REQUIRED ACTION: Only the text of the entries below should be returned, exactly as given, without pictures.

Data items:
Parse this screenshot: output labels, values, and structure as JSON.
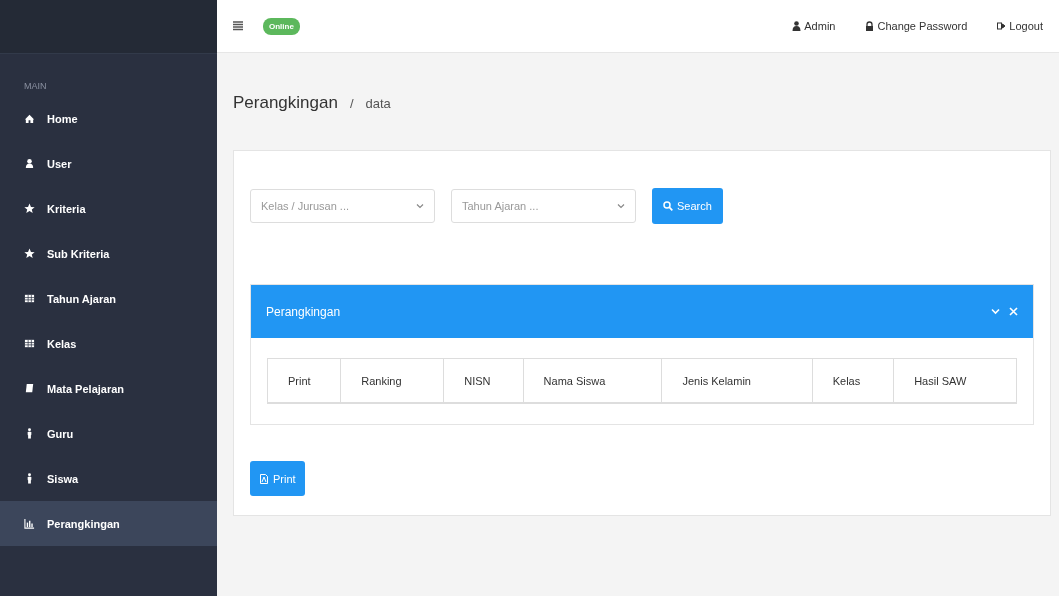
{
  "header": {
    "status_badge": "Online",
    "links": [
      "Admin",
      "Change Password",
      "Logout"
    ]
  },
  "sidebar": {
    "section": "MAIN",
    "items": [
      {
        "label": "Home",
        "selected": false
      },
      {
        "label": "User",
        "selected": false
      },
      {
        "label": "Kriteria",
        "selected": false
      },
      {
        "label": "Sub Kriteria",
        "selected": false
      },
      {
        "label": "Tahun Ajaran",
        "selected": false
      },
      {
        "label": "Kelas",
        "selected": false
      },
      {
        "label": "Mata Pelajaran",
        "selected": false
      },
      {
        "label": "Guru",
        "selected": false
      },
      {
        "label": "Siswa",
        "selected": false
      },
      {
        "label": "Perangkingan",
        "selected": true
      }
    ]
  },
  "page": {
    "title": "Perangkingan",
    "separator": "/",
    "subtitle": "data"
  },
  "filters": {
    "selects": [
      {
        "placeholder": "Kelas / Jurusan ..."
      },
      {
        "placeholder": "Tahun Ajaran ..."
      }
    ],
    "search_button": "Search"
  },
  "panel": {
    "title": "Perangkingan",
    "table": {
      "columns": [
        "Print",
        "Ranking",
        "NISN",
        "Nama Siswa",
        "Jenis Kelamin",
        "Kelas",
        "Hasil SAW"
      ]
    }
  },
  "print_button": "Print"
}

EXERCISE SOLUTION:
Parse this screenshot: output labels, values, and structure as JSON.
{
  "header": {
    "status_badge": "Online",
    "links": [
      "Admin",
      "Change Password",
      "Logout"
    ]
  },
  "sidebar": {
    "section": "MAIN",
    "items": [
      {
        "label": "Home",
        "selected": false
      },
      {
        "label": "User",
        "selected": false
      },
      {
        "label": "Kriteria",
        "selected": false
      },
      {
        "label": "Sub Kriteria",
        "selected": false
      },
      {
        "label": "Tahun Ajaran",
        "selected": false
      },
      {
        "label": "Kelas",
        "selected": false
      },
      {
        "label": "Mata Pelajaran",
        "selected": false
      },
      {
        "label": "Guru",
        "selected": false
      },
      {
        "label": "Siswa",
        "selected": false
      },
      {
        "label": "Perangkingan",
        "selected": true
      }
    ]
  },
  "page": {
    "title": "Perangkingan",
    "separator": "/",
    "subtitle": "data"
  },
  "filters": {
    "selects": [
      {
        "placeholder": "Kelas / Jurusan ..."
      },
      {
        "placeholder": "Tahun Ajaran ..."
      }
    ],
    "search_button": "Search"
  },
  "panel": {
    "title": "Perangkingan",
    "table": {
      "columns": [
        "Print",
        "Ranking",
        "NISN",
        "Nama Siswa",
        "Jenis Kelamin",
        "Kelas",
        "Hasil SAW"
      ]
    }
  },
  "print_button": "Print"
}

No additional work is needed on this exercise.